Segment Start: Extracted data

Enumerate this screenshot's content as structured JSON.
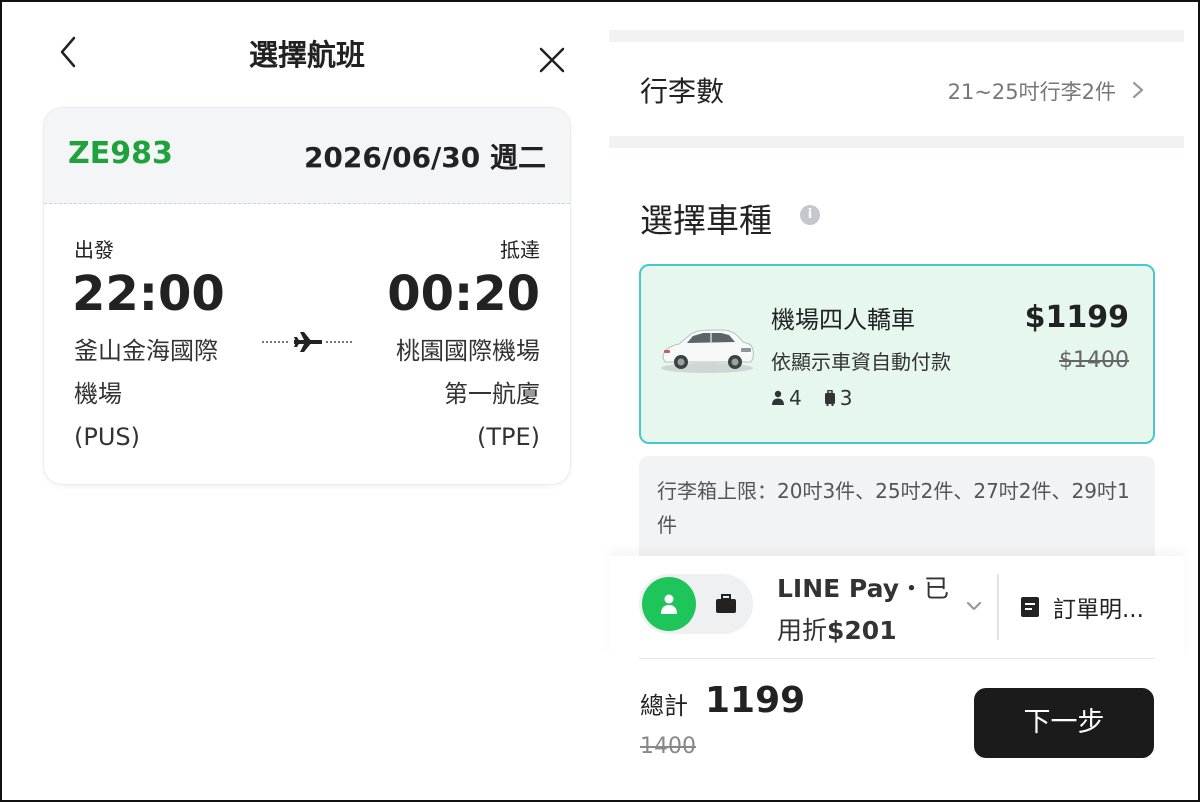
{
  "header": {
    "title": "選擇航班"
  },
  "flight": {
    "number": "ZE983",
    "date": "2026/06/30 週二",
    "departure": {
      "label": "出發",
      "time": "22:00",
      "airport_line1": "釜山金海國際",
      "airport_line2": "機場",
      "code": "(PUS)"
    },
    "arrival": {
      "label": "抵達",
      "time": "00:20",
      "airport_line1": "桃園國際機場",
      "airport_line2": "第一航廈",
      "code": "(TPE)"
    }
  },
  "luggage": {
    "label": "行李數",
    "value": "21~25吋行李2件"
  },
  "vehicle_section": {
    "title": "選擇車種"
  },
  "vehicle": {
    "name": "機場四人轎車",
    "description": "依顯示車資自動付款",
    "price": "$1199",
    "original_price": "$1400",
    "passengers": "4",
    "bags": "3"
  },
  "luggage_limit": {
    "text": "行李箱上限：20吋3件、25吋2件、27吋2件、29吋1件"
  },
  "payment": {
    "method": "LINE Pay",
    "separator": "・已",
    "discount_prefix": "用折",
    "discount_amount": "$201"
  },
  "order": {
    "label": "訂單明..."
  },
  "total": {
    "label": "總計",
    "value": "1199",
    "original": "1400"
  },
  "next_button": {
    "label": "下一步"
  },
  "colors": {
    "brand_green": "#1fa23c",
    "toggle_green": "#1ec55b",
    "card_bg": "#e6f8ee",
    "card_border": "#49c7c9",
    "button_dark": "#1b1b1b"
  },
  "icons": {
    "back": "chevron-left-icon",
    "close": "close-icon",
    "plane": "airplane-icon",
    "chevron": "chevron-right-icon",
    "info": "info-icon",
    "person": "person-icon",
    "bag": "luggage-icon",
    "order": "document-icon"
  }
}
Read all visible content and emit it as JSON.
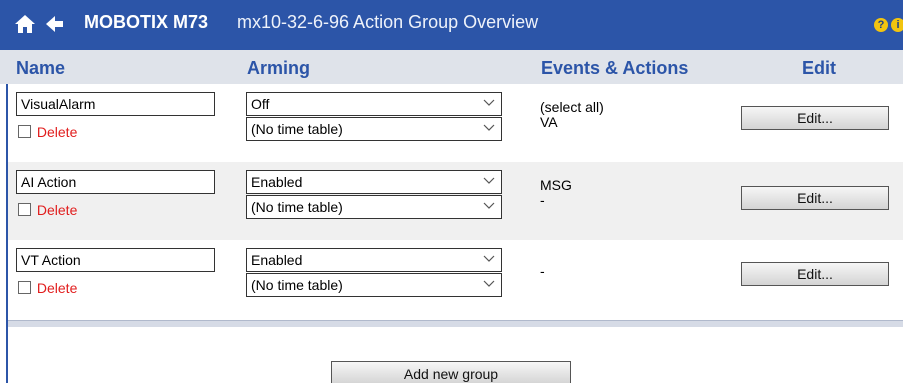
{
  "header": {
    "brand": "MOBOTIX M73",
    "subtitle": "mx10-32-6-96 Action Group Overview",
    "icons": [
      "home-icon",
      "back-arrow-icon",
      "help-icon",
      "info-icon"
    ],
    "help_glyph": "?",
    "info_glyph": "i"
  },
  "columns": {
    "name": "Name",
    "arming": "Arming",
    "events": "Events & Actions",
    "edit": "Edit"
  },
  "groups": [
    {
      "name": "VisualAlarm",
      "delete_label": "Delete",
      "arming": "Off",
      "time_table": "(No time table)",
      "events_line1": "(select all)",
      "events_line2": "VA",
      "edit_label": "Edit..."
    },
    {
      "name": "AI Action",
      "delete_label": "Delete",
      "arming": "Enabled",
      "time_table": "(No time table)",
      "events_line1": "MSG",
      "events_line2": "-",
      "edit_label": "Edit..."
    },
    {
      "name": "VT Action",
      "delete_label": "Delete",
      "arming": "Enabled",
      "time_table": "(No time table)",
      "events_line1": "",
      "events_line2": "-",
      "edit_label": "Edit..."
    }
  ],
  "add_group_label": "Add new group",
  "colors": {
    "header_bg": "#2c55a8",
    "column_head_text": "#2c55a8",
    "delete_text": "#e11d1d",
    "icon_yellow": "#f2c40f"
  }
}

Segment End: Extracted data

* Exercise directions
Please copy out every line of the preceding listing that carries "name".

* The completed task
    "name": "機場四人轎車",
    "name": "Name",
      "name": "VisualAlarm",
      "name": "AI Action",
      "name": "VT Action",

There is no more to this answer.